(Data for this exercise)

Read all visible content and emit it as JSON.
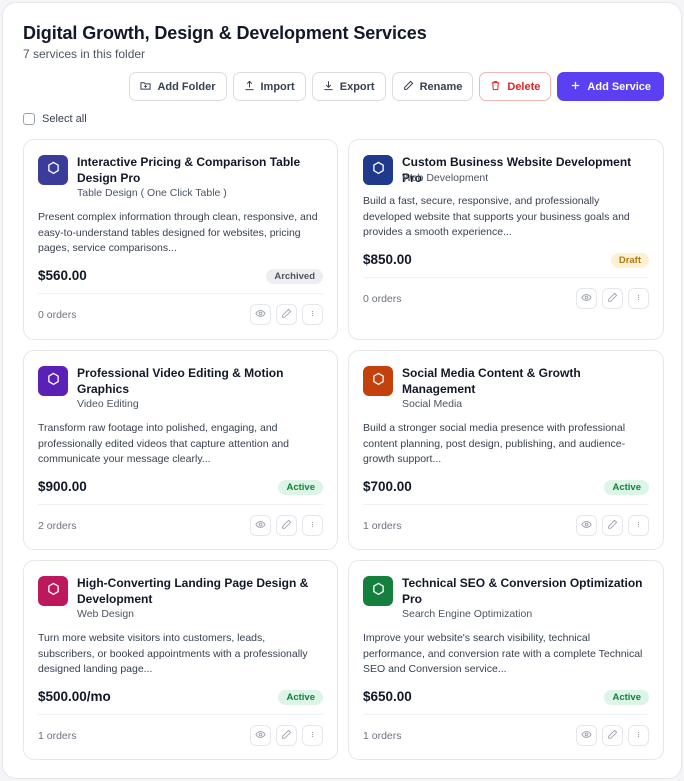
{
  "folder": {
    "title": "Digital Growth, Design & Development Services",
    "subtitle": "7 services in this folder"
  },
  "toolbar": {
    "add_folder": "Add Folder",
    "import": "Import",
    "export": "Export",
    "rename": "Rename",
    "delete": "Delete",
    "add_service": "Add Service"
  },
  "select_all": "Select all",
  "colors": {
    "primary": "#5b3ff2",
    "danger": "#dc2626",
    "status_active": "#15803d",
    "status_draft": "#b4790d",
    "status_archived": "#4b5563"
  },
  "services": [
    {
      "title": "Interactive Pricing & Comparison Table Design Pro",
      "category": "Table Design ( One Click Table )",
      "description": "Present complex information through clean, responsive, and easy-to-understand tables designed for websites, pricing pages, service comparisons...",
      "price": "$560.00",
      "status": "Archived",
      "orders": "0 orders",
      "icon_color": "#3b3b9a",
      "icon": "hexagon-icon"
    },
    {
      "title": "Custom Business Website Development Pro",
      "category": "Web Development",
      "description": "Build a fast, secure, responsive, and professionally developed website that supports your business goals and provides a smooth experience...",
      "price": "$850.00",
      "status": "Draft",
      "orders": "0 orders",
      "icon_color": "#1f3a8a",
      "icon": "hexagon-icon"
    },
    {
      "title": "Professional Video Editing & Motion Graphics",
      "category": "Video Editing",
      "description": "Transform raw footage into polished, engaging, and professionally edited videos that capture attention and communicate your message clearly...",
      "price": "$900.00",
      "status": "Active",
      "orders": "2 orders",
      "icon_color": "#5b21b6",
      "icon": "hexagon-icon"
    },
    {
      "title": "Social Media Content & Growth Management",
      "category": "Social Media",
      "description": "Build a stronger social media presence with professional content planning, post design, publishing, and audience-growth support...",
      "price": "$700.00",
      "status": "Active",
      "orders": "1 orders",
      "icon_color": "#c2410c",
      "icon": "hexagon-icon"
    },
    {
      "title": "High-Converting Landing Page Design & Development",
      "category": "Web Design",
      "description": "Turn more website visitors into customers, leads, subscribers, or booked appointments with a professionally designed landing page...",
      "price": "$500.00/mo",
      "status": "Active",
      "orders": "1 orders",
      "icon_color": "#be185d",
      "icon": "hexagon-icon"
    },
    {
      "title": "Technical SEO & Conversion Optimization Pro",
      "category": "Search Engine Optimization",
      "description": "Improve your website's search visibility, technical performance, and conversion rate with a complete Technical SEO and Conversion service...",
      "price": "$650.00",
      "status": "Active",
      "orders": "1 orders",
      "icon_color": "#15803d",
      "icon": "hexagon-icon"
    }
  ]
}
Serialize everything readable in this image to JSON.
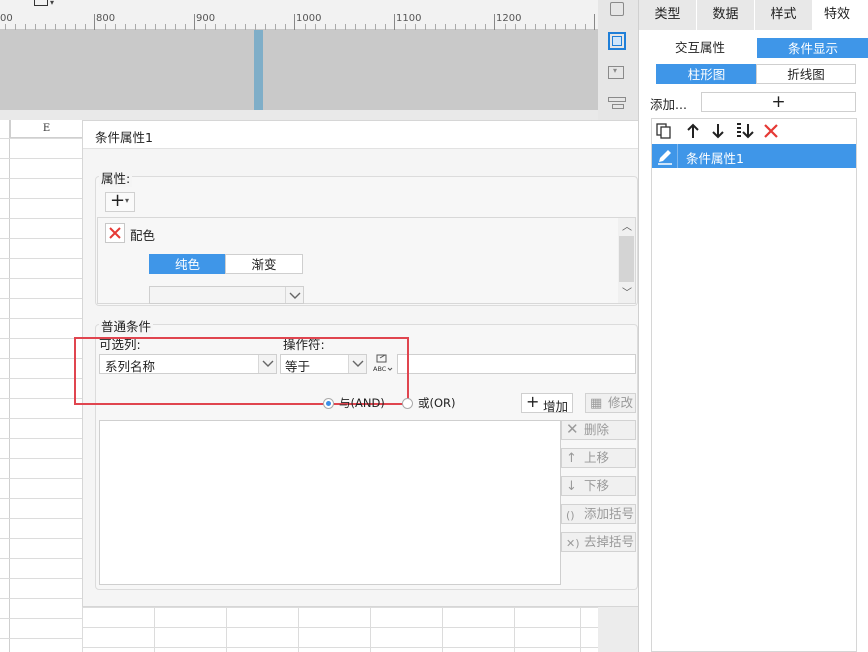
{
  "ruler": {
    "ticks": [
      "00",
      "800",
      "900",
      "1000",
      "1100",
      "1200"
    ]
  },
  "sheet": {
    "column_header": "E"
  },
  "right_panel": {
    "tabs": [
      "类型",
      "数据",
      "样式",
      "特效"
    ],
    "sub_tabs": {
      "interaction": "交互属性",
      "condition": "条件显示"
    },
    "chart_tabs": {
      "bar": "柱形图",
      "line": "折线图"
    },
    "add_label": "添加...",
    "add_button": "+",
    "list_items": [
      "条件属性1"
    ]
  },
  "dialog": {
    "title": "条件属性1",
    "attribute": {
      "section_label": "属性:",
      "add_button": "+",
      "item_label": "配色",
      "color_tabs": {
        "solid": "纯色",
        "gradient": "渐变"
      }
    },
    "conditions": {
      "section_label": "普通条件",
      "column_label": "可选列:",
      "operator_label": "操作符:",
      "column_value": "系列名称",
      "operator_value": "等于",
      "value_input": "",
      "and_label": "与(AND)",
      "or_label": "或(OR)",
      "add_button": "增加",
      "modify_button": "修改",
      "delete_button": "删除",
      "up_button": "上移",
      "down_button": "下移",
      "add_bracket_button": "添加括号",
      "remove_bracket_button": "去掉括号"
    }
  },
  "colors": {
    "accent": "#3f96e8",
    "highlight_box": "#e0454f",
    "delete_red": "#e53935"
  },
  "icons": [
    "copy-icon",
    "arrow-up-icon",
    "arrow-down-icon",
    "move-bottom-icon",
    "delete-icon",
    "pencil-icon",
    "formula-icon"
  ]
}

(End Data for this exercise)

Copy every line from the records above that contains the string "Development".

    "title": "Digital Growth, Design & Development Services",
      "title": "Custom Business Website Development Pro",
      "category": "Web Development",
      "title": "High-Converting Landing Page Design & Development",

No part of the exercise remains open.